Can a proposed New Yorker cover be a little too ambitious? Garrett Price depicted familiar scenes from a political convention in a variety of artistic styles and placed them on the spiraling walls of Frank Lloyd Wright's iconic Guggenheim Museum. The resulting hodgepodge doesn't quite work as a convincing political reflection or as an artistic commentary. The Solomon R. Guggenheim Museum opened its Fifth Avenue site in 1959 so this concept art can provisionally be dated to the summer of 1960, the next Presidential election year. The delegations of Alaska and Hawaii are shown prominently and this was the first Presidential election in which those new states participated.

Garrett Price
Proposed New Yorker cover art, c. 1960

Detail

Detail
Note the prominent placement of Alaska and Hawaii. The 1960 Presidential election (Nixon vs. Kennedy) was the first in which the two newest states got to participate.

Detail

Detail

Detail

Detail

Detail

Garrett Price's signature

Verso

Garrett Price
eBay listing ended March 5, 2017

Garrett Price
eBay Item Description

eBay Bid History
The prize goes to the very last bid—by one second.



Garrett Price
Proposed New Yorker cover art


Spoiler Alert:  In the 1960 Presidential election, Democrat John F. Kennedy defeated Republican Richard M. Nixon.
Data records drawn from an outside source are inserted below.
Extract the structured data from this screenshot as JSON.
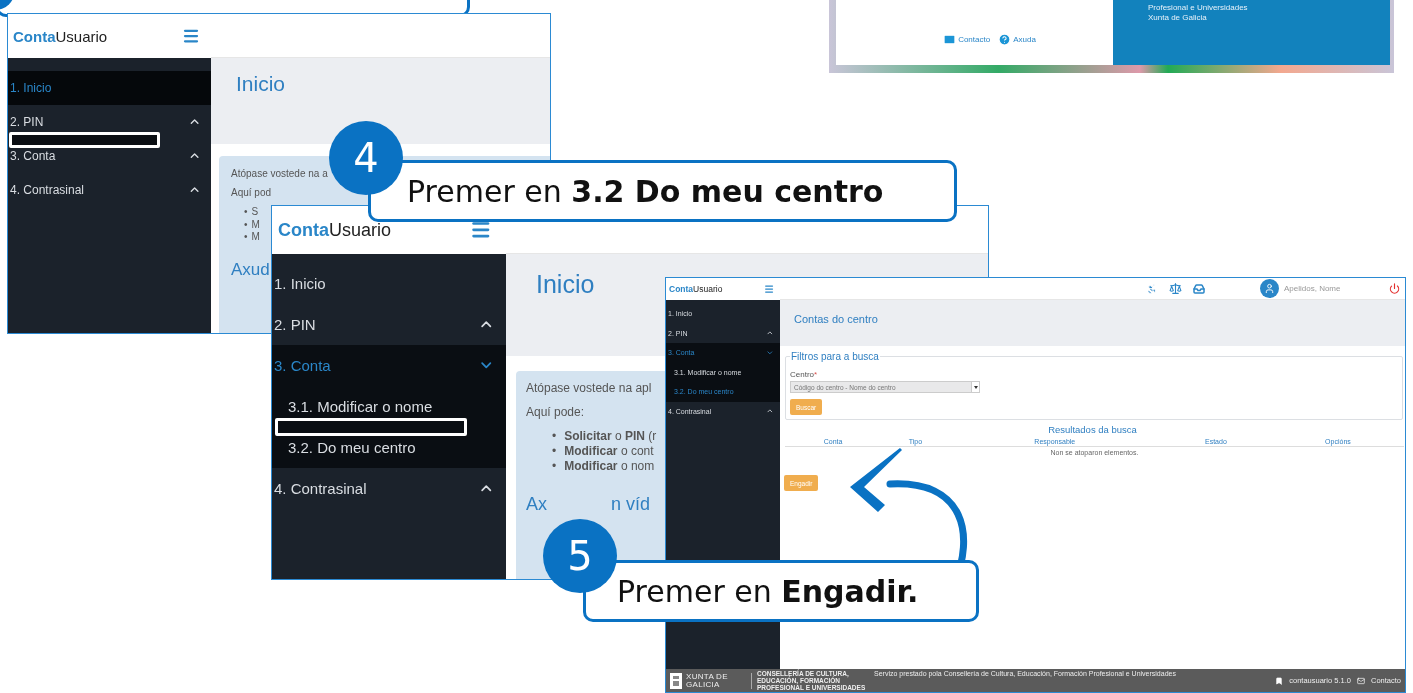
{
  "login_screen": {
    "links": [
      {
        "kind": "mail",
        "label": "Contacto"
      },
      {
        "kind": "help",
        "label": "Axuda"
      }
    ],
    "info_lines": [
      "Profesional e Universidades",
      "Xunta de Galicia"
    ]
  },
  "screens": [
    {
      "kind": "home",
      "brand": {
        "accent": "Conta",
        "rest": "Usuario"
      },
      "menu": [
        {
          "label": "1. Inicio",
          "selected": true
        },
        {
          "label": "2. PIN",
          "selected": false,
          "expanded": false
        },
        {
          "label": "3. Conta",
          "selected": false,
          "expanded": false
        },
        {
          "label": "4. Contrasinal",
          "selected": false,
          "expanded": false
        }
      ],
      "title": "Inicio",
      "card": {
        "intro": "Atópase vostede na a",
        "lead": "Aquí pod",
        "bullets": [
          {
            "marker": "•",
            "text": "S"
          },
          {
            "marker": "•",
            "text": "M"
          },
          {
            "marker": "•",
            "text": "M"
          }
        ],
        "heading": [
          "Axud"
        ]
      }
    },
    {
      "kind": "home",
      "brand": {
        "accent": "Conta",
        "rest": "Usuario"
      },
      "menu": [
        {
          "label": "1. Inicio",
          "selected": false
        },
        {
          "label": "2. PIN",
          "selected": false,
          "expanded": false
        },
        {
          "label": "3. Conta",
          "selected": true,
          "expanded": true,
          "children": [
            {
              "label": "3.1. Modificar o nome",
              "selected": false
            },
            {
              "label": "3.2. Do meu centro",
              "selected": false
            }
          ]
        },
        {
          "label": "4. Contrasinal",
          "selected": false,
          "expanded": false
        }
      ],
      "title": "Inicio",
      "card": {
        "intro": "Atópase vostede na apl",
        "lead": "Aquí pode:",
        "bullets": [
          {
            "marker": "•",
            "text": "**Solicitar** o **PIN** (r"
          },
          {
            "marker": "•",
            "text": "**Modificar** o cont"
          },
          {
            "marker": "•",
            "text": "**Modificar** o nom"
          }
        ],
        "heading": [
          "Ax",
          "n víd"
        ]
      }
    },
    {
      "kind": "accounts",
      "brand": {
        "accent": "Conta",
        "rest": "Usuario"
      },
      "menu": [
        {
          "label": "1. Inicio",
          "selected": false
        },
        {
          "label": "2. PIN",
          "selected": false,
          "expanded": false
        },
        {
          "label": "3. Conta",
          "selected": true,
          "expanded": true,
          "children": [
            {
              "label": "3.1. Modificar o nome",
              "selected": false
            },
            {
              "label": "3.2. Do meu centro",
              "selected": true
            }
          ]
        },
        {
          "label": "4. Contrasinal",
          "selected": false,
          "expanded": false
        }
      ],
      "user": "Apelidos, Nome",
      "title": "Contas do centro",
      "filters": {
        "legend": "Filtros para a busca",
        "field_label": "Centro",
        "required_mark": "*",
        "placeholder": "Código do centro - Nome do centro",
        "button": "Buscar"
      },
      "results": {
        "title": "Resultados da busca",
        "columns": [
          "Conta",
          "Tipo",
          "Responsable",
          "Estado",
          "Opcións"
        ],
        "empty": "Non se atoparon elementos."
      },
      "add_button": "Engadir",
      "footer": {
        "logo": "XUNTA DE GALICIA",
        "department": "CONSELLERÍA DE CULTURA, EDUCACIÓN, FORMACIÓN PROFESIONAL E UNIVERSIDADES",
        "service": "Servizo prestado pola Consellería de Cultura, Educación, Formación Profesional e Universidades",
        "version": "contausuario 5.1.0",
        "contact": "Contacto"
      }
    }
  ],
  "callouts": [
    {
      "number": "4",
      "text": "Premer en **3.2 Do meu centro**"
    },
    {
      "number": "5",
      "text": "Premer en **Engadir.**"
    }
  ]
}
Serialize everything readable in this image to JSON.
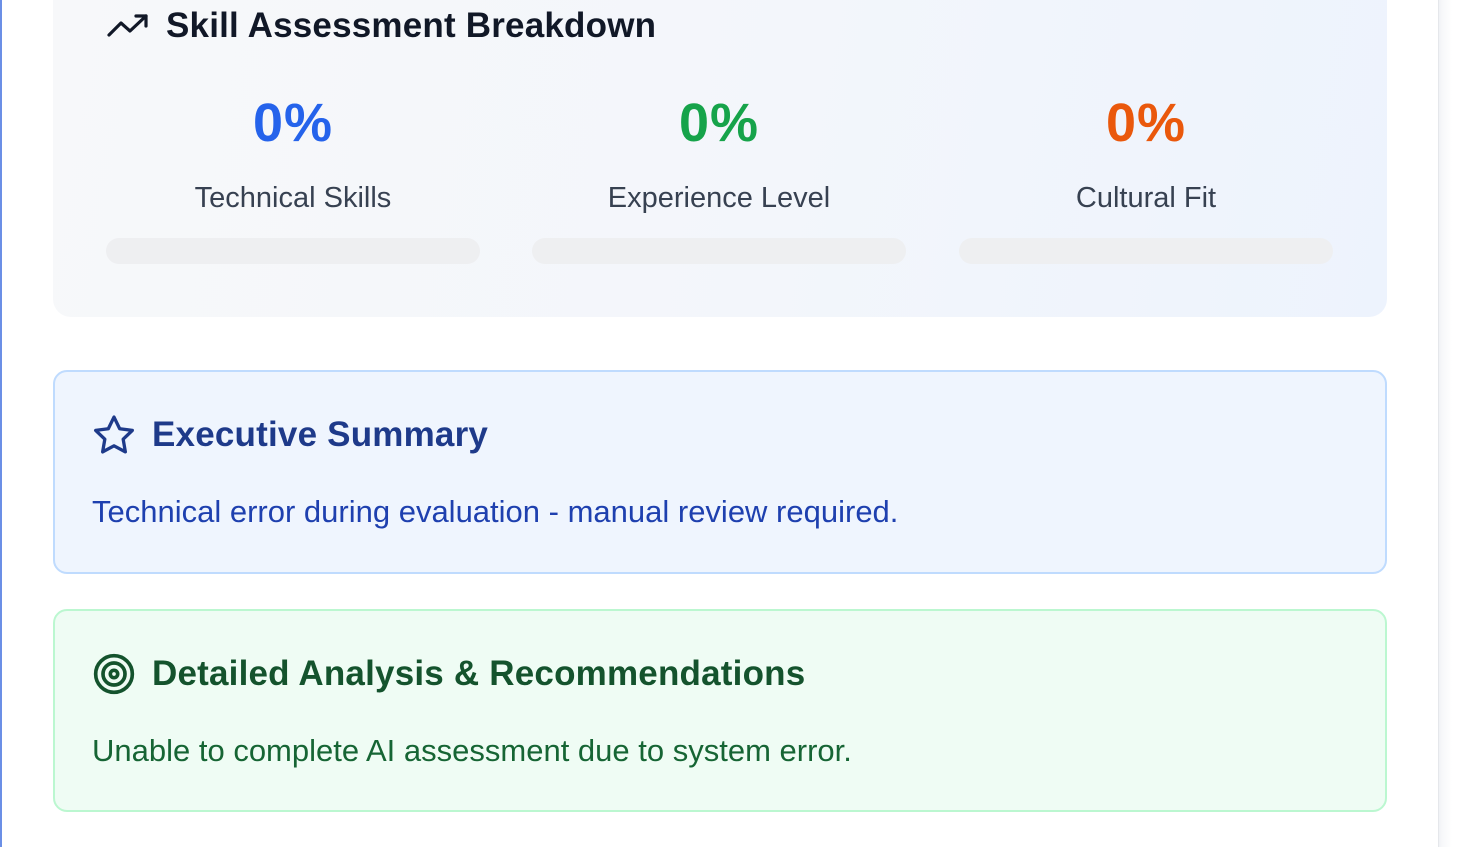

Quick Links to the Attempted Bloggery Archives:

Garrett Price

Proposed New Yorker Cover Art

Politics


02164